======== DATA ========

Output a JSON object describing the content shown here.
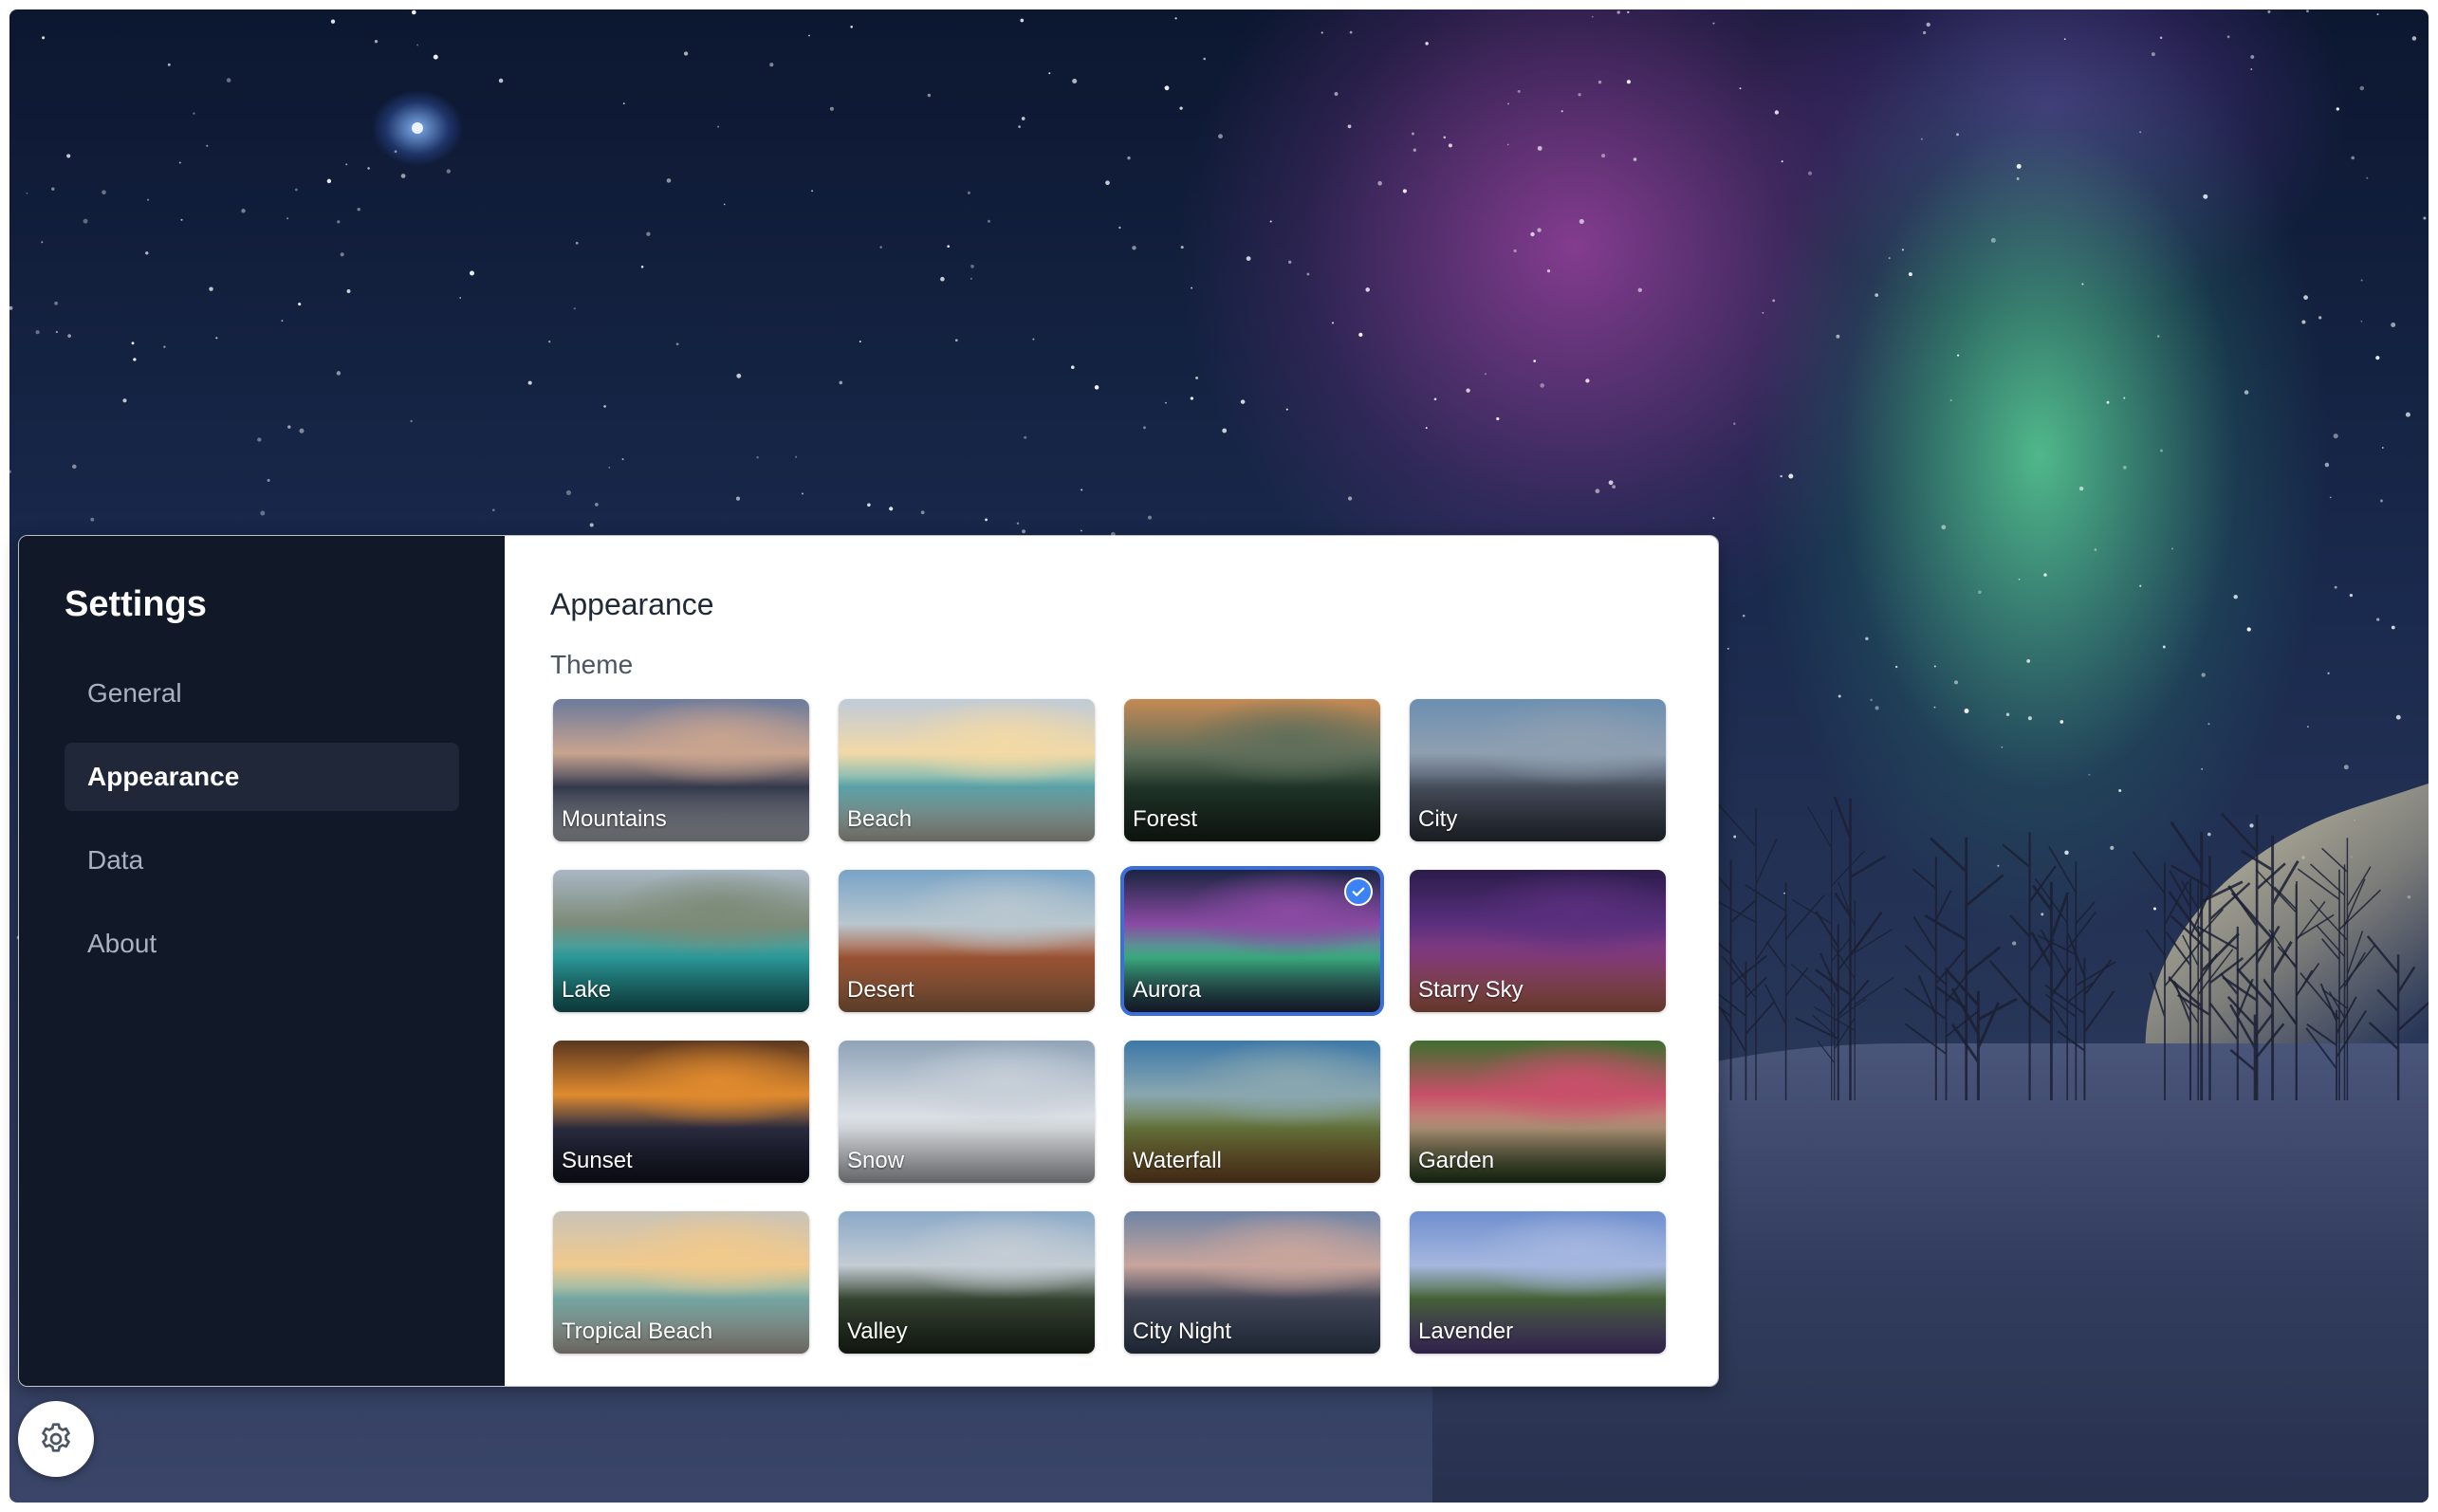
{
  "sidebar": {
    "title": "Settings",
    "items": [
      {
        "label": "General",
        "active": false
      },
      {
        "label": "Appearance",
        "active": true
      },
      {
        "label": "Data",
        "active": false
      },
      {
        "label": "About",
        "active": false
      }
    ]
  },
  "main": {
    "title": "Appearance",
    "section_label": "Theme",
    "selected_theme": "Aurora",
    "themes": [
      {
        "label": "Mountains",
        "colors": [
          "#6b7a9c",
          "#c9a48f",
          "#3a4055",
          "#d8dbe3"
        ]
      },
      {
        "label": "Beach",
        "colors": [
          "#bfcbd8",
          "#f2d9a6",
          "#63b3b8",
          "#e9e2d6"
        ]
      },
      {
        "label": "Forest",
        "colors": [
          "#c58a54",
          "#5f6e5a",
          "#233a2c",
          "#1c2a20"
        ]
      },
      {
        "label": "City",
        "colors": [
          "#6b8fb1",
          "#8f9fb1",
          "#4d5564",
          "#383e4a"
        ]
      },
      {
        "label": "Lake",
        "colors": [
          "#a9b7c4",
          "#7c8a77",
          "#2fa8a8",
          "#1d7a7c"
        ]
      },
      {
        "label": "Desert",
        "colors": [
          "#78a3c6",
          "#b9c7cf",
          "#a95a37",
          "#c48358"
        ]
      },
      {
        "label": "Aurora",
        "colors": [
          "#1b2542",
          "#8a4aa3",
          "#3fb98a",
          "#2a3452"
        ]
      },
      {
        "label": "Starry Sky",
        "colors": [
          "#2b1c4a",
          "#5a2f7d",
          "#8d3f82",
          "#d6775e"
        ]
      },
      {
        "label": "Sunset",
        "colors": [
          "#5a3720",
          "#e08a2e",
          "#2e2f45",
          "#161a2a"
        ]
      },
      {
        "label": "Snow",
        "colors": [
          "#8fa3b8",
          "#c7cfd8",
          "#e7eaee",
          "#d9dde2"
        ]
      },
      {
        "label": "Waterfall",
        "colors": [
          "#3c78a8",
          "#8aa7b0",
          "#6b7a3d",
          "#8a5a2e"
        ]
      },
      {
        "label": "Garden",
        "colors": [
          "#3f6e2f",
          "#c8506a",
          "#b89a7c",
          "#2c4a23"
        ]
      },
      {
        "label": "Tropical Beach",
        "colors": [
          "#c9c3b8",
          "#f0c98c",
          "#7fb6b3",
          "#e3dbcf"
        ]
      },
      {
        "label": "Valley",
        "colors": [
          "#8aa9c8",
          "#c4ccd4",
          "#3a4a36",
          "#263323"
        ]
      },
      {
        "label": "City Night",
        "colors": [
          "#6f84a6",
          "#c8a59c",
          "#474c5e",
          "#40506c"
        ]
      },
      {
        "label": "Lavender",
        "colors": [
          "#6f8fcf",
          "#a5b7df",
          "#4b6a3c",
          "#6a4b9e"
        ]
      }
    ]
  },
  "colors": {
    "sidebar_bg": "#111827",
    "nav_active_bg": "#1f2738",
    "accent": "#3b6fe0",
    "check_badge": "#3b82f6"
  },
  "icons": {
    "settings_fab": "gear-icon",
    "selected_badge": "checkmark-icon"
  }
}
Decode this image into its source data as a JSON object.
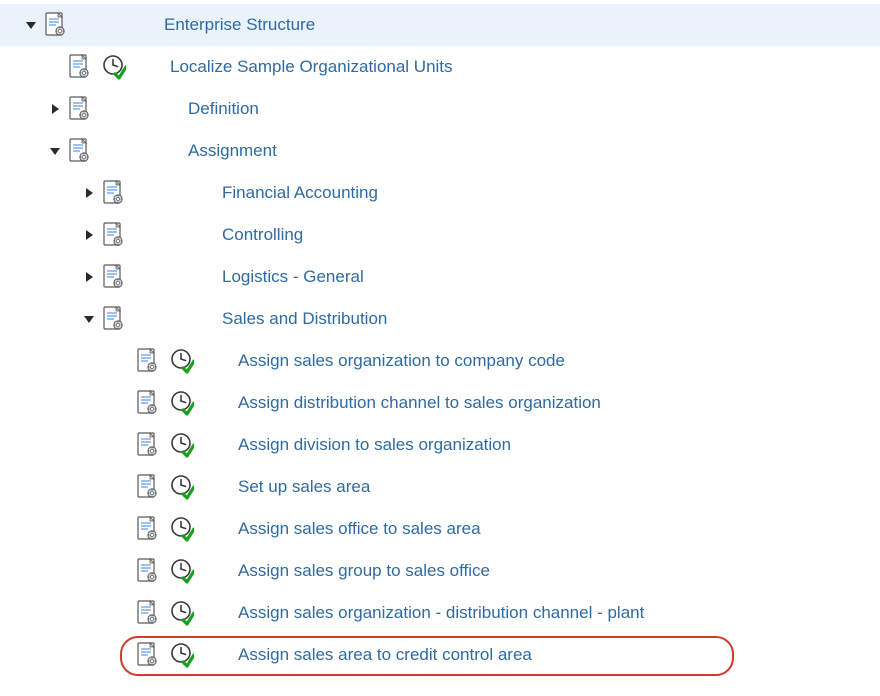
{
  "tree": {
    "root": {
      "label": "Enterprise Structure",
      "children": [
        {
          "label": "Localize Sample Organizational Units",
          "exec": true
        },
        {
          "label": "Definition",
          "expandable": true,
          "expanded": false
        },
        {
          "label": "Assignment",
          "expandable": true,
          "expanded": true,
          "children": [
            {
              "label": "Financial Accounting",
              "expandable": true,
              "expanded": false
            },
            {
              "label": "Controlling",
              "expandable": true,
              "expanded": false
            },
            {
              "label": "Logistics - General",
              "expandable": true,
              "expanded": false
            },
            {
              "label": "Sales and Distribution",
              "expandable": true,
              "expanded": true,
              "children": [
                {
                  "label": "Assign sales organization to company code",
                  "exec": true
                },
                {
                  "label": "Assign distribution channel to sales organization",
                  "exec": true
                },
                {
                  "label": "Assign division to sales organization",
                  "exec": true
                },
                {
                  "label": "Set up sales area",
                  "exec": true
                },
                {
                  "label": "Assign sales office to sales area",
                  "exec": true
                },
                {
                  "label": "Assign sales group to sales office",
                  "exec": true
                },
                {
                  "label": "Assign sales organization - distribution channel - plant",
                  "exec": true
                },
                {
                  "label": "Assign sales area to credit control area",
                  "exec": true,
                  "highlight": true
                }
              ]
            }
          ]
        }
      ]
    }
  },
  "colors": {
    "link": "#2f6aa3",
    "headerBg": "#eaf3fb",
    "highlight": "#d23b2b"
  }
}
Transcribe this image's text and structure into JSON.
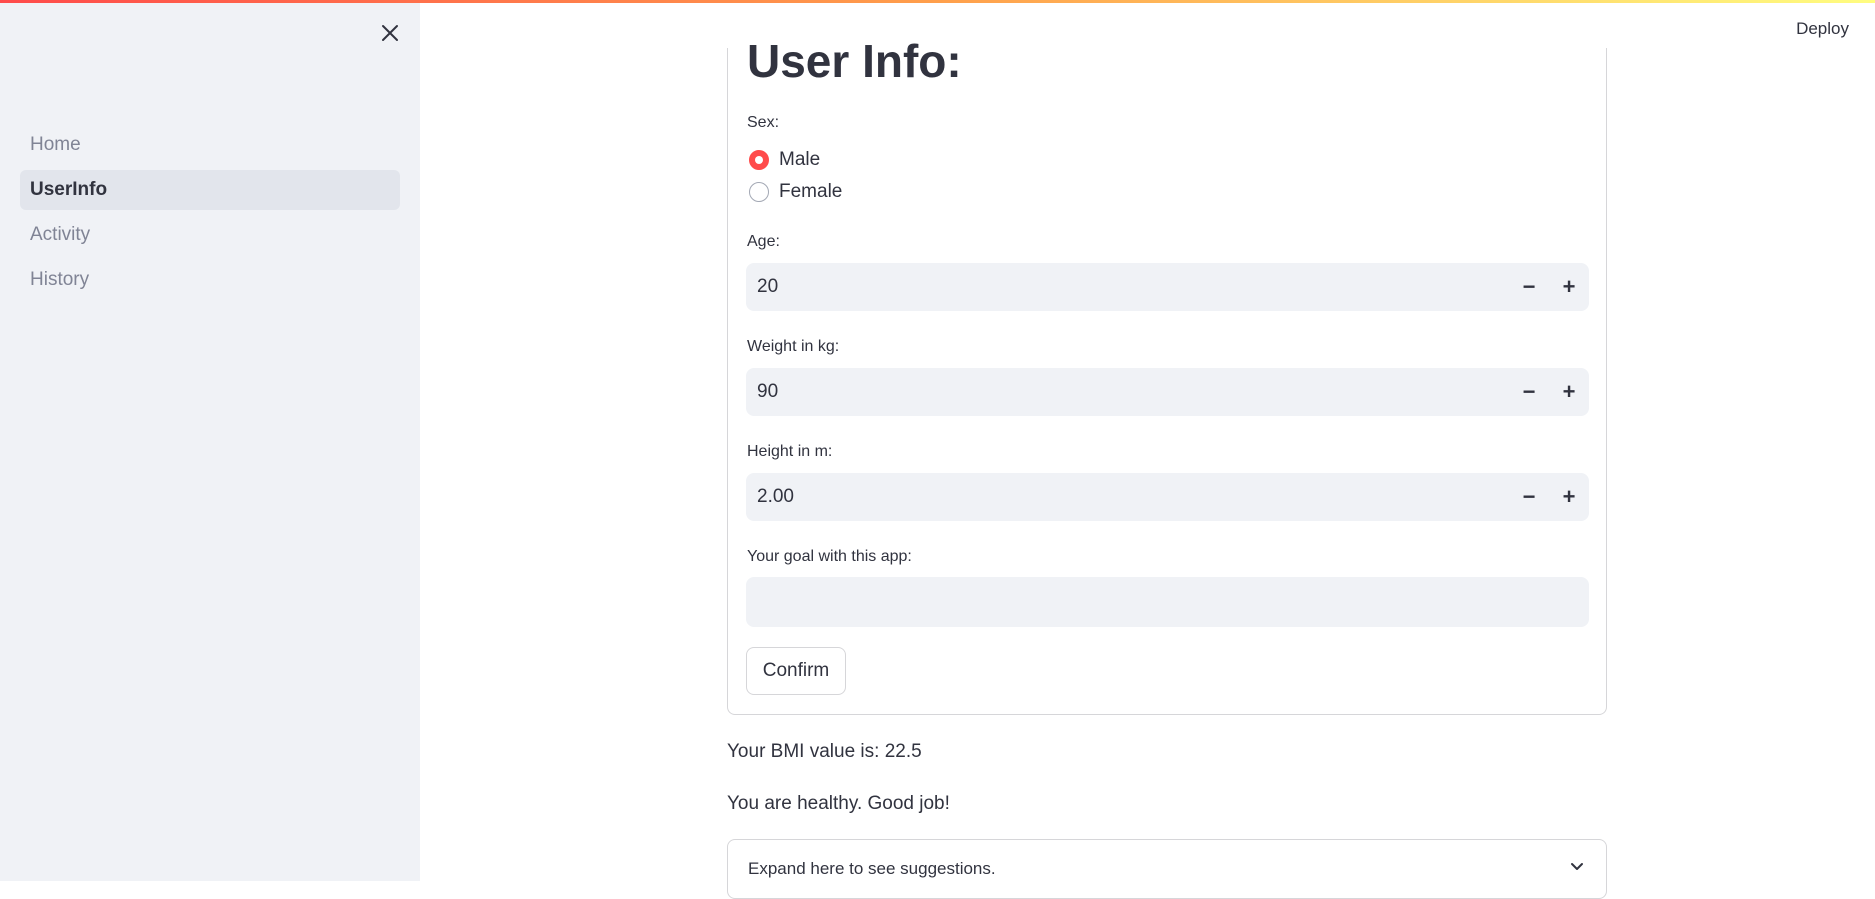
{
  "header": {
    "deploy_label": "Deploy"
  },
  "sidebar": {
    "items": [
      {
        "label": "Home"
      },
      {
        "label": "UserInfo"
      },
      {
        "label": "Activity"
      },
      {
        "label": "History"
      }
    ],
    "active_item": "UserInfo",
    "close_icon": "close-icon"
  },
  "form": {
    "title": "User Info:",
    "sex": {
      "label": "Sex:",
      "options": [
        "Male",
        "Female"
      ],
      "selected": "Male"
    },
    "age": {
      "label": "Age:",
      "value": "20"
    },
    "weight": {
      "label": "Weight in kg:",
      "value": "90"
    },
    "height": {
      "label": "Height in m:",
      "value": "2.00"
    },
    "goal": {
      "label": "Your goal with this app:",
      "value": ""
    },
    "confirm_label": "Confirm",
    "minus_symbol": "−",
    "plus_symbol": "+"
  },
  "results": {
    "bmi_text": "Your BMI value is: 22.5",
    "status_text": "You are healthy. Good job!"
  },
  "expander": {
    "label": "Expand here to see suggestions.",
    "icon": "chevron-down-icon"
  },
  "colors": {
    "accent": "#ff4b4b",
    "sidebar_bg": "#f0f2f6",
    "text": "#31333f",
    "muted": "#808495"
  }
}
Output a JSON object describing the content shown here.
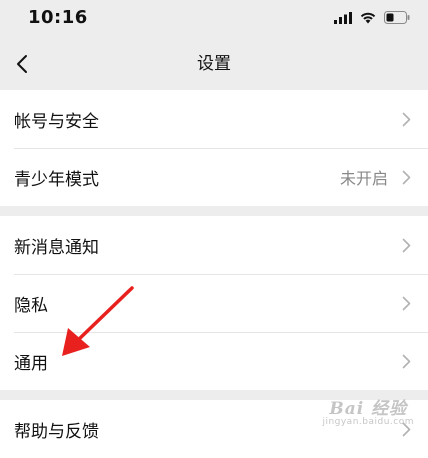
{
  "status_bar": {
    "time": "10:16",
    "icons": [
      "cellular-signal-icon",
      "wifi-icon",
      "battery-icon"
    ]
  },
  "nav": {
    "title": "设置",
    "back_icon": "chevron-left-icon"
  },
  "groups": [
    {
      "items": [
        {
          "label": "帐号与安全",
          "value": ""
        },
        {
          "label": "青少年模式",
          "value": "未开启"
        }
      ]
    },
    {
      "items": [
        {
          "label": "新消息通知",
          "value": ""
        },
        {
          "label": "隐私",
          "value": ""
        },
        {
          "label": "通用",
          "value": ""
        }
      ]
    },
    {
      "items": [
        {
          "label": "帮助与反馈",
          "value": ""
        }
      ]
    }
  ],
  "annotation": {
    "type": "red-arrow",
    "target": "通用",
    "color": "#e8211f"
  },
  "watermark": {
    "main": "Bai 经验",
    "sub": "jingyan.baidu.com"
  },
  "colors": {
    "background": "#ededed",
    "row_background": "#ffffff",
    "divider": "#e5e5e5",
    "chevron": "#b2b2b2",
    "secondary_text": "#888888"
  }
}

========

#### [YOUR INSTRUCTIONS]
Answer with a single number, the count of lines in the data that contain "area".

#### [SOLUTION FOR THIS PROBLEM]
3